Unconventional reservoirs require innovative completion techniques and technology to become more economical. Formations vary drastically in lithology, lateral lengths, completion methods, and financial drivers. Since reservoir conditions typically mandate the use of hydraulic fracturing for economical production results, a significant amount of resources are focused on making the fracturing process more efficient and lowering its environmental impact.
This case history includes an operational review focused on a novel technique to rapidly perform targeted annular hydraulic fractures by deploying an activation tool on coiled tubing (CT) to open frac sleeves in a horizontal well. The paper covers results and information gathered from the first operation of its kind in Montana's Bakken Formation – where a total of 19 stages were fractured in the shaley dolomite.
The new technology does not involve dropping balls or setting composite plugs to isolate stages. Rather, the technique utilizes frac sleeves that are activated using a CT bottomhole assembly to save time between stages. The sleeves can be cemented in place if desired and have a full-bore internal diameter that does not require post-treatment composite plug millouts, further reducing overall completion time and time to production. Additional capabilities of the system enable the use of memory gauges to monitor downhole pressure and temperature characteristics.

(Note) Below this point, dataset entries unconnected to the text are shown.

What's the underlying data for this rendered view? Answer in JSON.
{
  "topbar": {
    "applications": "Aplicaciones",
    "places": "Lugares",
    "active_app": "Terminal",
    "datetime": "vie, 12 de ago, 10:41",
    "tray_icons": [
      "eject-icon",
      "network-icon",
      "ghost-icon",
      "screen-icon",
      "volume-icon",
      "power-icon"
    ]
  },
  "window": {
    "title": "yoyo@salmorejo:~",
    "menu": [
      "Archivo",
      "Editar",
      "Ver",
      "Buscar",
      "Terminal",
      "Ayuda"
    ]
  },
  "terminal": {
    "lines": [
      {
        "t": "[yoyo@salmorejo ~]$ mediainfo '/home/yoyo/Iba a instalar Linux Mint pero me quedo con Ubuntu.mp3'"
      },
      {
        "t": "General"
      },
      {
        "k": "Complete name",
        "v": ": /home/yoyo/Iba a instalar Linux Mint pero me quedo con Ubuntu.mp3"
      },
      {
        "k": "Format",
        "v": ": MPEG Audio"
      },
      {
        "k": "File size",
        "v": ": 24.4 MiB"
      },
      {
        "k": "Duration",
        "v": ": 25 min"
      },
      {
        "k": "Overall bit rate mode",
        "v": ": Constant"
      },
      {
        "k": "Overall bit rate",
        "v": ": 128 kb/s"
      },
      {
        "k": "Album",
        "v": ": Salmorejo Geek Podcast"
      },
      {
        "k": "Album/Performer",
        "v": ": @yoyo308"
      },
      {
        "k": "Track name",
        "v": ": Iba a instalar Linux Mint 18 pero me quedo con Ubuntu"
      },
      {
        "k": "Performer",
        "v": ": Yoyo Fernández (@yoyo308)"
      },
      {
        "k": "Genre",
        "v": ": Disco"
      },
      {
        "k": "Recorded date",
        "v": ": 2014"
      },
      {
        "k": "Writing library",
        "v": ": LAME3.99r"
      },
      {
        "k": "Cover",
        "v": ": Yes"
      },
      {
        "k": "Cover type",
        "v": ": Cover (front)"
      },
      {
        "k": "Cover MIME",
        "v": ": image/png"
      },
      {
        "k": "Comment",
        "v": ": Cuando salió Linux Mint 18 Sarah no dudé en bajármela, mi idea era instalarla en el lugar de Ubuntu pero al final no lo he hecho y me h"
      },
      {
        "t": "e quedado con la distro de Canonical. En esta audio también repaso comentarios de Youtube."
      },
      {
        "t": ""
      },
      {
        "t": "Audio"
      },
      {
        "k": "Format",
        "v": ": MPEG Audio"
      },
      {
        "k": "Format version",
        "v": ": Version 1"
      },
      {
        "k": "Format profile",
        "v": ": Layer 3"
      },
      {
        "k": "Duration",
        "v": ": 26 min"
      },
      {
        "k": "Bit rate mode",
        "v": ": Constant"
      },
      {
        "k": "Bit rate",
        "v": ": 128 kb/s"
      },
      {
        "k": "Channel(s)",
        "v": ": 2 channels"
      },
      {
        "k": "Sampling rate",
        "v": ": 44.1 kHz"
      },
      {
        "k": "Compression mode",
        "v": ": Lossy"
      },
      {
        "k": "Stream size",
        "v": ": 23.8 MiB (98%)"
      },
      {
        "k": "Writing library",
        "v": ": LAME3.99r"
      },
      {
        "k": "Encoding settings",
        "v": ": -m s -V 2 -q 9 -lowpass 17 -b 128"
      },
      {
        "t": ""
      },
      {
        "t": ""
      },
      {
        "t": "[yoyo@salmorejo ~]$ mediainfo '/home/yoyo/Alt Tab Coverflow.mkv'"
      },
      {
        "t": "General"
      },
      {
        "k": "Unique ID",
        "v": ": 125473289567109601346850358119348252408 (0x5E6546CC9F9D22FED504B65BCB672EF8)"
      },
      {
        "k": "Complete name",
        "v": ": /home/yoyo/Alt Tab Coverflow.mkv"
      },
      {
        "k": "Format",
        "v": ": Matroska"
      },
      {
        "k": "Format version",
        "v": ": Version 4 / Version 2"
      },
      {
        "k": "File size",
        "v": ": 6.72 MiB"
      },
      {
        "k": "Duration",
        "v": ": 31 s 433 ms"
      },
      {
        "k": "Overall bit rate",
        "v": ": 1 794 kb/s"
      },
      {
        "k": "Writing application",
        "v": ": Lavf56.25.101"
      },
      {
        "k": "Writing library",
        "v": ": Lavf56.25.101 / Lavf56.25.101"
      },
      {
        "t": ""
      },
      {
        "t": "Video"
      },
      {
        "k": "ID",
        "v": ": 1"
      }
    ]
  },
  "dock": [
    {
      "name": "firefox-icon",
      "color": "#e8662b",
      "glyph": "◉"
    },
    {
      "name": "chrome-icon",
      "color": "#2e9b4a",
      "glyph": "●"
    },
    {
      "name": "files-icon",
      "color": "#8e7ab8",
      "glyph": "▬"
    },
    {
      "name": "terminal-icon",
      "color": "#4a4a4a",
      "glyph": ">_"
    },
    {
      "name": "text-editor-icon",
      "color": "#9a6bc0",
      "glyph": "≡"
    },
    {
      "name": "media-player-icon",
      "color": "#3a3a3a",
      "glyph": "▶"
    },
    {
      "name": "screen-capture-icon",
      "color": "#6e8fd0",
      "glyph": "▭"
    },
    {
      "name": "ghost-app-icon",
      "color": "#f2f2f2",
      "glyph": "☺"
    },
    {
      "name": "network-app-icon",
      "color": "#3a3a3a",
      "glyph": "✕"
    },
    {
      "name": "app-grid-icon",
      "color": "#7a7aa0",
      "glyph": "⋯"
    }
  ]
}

The operator preferred this method due to its targeted nature, efficiency, and fluid savings. As opposed to multicluster fracturing methods (such as ‘plug-n-perf"), a single entry point during the frac job promotes increased fluid velocity, enabling a more aggressive sand ramp and reduction in required hydraulic horsepower. Similarly, the single entry point ensures that a fracture is generated at each port, as opposed to the possibility that some clusters are not treated. In addition, no composite plugs or diverting devices are required to be pumped down the wellbore, so water usage is reduced considerably. The system, already used in thousands of fracturing stages in Canada, speeds up the completion process, uses less fluid, minimizes risks, and reduces overall downtime.